Ya’alon’s directive came shortly before Israeli forces shot and wounded a Palestinian man officials said ran at them at a checkpoint near Jerusalem while shouting “Allahu Akhbar,” or God is greatest,” in Arabic.
The Palestinian man was transferred from the Qalandiya checkpoint to the capital’s Shaare Tzedek hospital in moderate condition.
Ya’alon blamed the Palestinian Authority for the attacks, saying Ramallah was inciting violence with special TV broadcasts for the Ramadan holy month.
Ya’alon said that security checks for Muslim women entering the Temple Mount would resume in light of the attack, and only men over the age of 50 will be permitted to visit the site. He said checkpoints would be set up in the West Bank and Israel would beef up its security presence in the region.
“In the past days, days of Ramadan, there have been six attacks,” Ya’alon said. “We have no doubt that the cause of this is incitement in general, and the incitement of the Palestinian Authority in particular. This is a religious holiday, and [the PA is] taking advantage of the days when people are sitting at home watching TV and movies, as a result of which people go out and then carry out attacks,” he added, in an apparent reference to the broadcasts on the PA media outlets.
On Monday morning, a female Israel Defense Forces soldier sustained moderate to serious wounds in a stabbing attack at around 11 a.m. at a checkpoint between Jerusalem and the West Bank city of Bethlehem. Her female attacker was detained and questioned at the site of the attack.
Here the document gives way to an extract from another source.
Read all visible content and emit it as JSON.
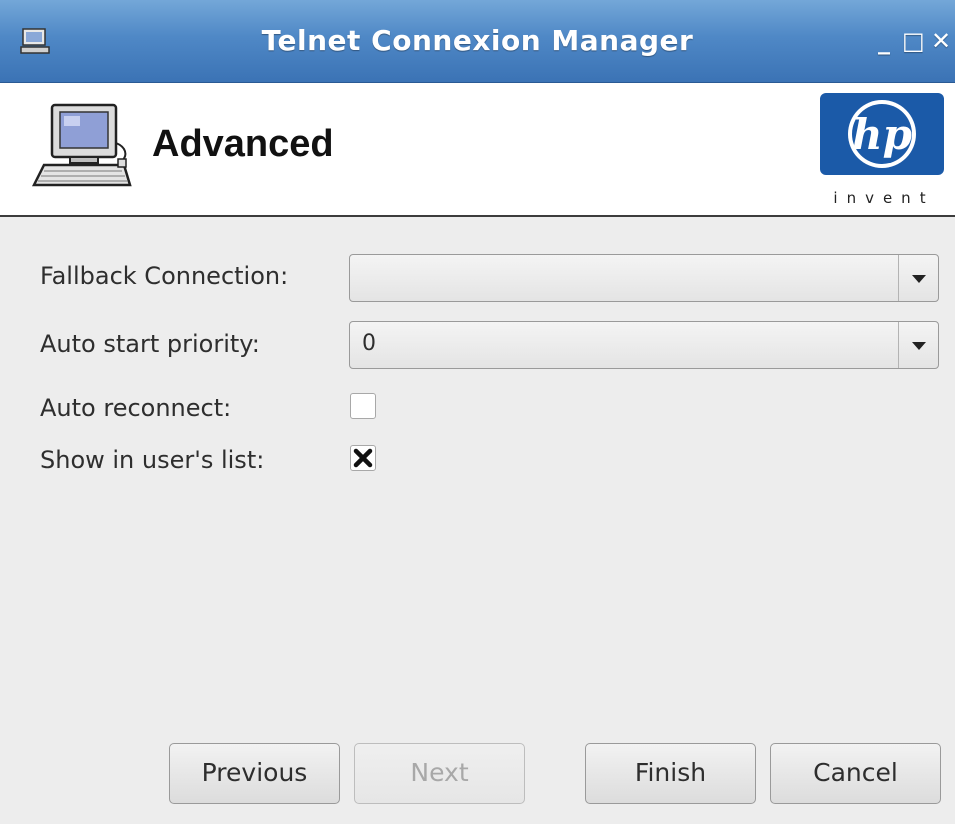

Police said that two more knives had been found in her bag.
“Terror groups are active and are trying to increase terror in Judea and Samaria,” he said, using the biblical term for the West Bank. “Overall, our efforts to thwart [attacks] successfully foil them before they are carried out. Hamas and other groups are active in the field, and are trying to rebuild their infrastructure.”
Earlier Tuesday, Prime Minister Benjamin Netanyahu called on the Palestinian Authority to denounce the recent wave of terror attacks. “Anyone who doesn’t take an unequivocal stand against terror can never wash his hands clean,” the prime minister said.
Netanyahu promised that Israel would respond to the terror attack “forcefully” and would see that the perpetrators are brought to justice.
“The attempts to hurt us do not stop for a moment. The Shin Bet security service and the IDF have thwarted dozens of terror attacks since the start of the year, and more than 200 since the start of 2014,” Netanyahu said during a press conference with the Italian foreign minister.
Malachi Moshe Rosenfeld, 25, died of his wounds in the attack on Tuesday, and three more were in moderate condition, hours after a drive-by shooting by a Palestinian assailant near the West Bank settlement of Shvut Rachel, north of Ramallah.
Rosenfeld was sitting in the passenger’s seat and according to another of the victims, Yair Hooper, sustained injuries to his torso and lower body.
The other two injured men were sent to Hadassah Hospital, Ein Kerem, for treatment. One was set to undergo surgery Tuesday morning, and the second was to be transferred to the surgical ward later in the day.
The four, all of whom live in the West Bank Settlement of Kochav Hashahar, had been driving near Route 60, the main north-south artery running through the West Bank, when they were attacked.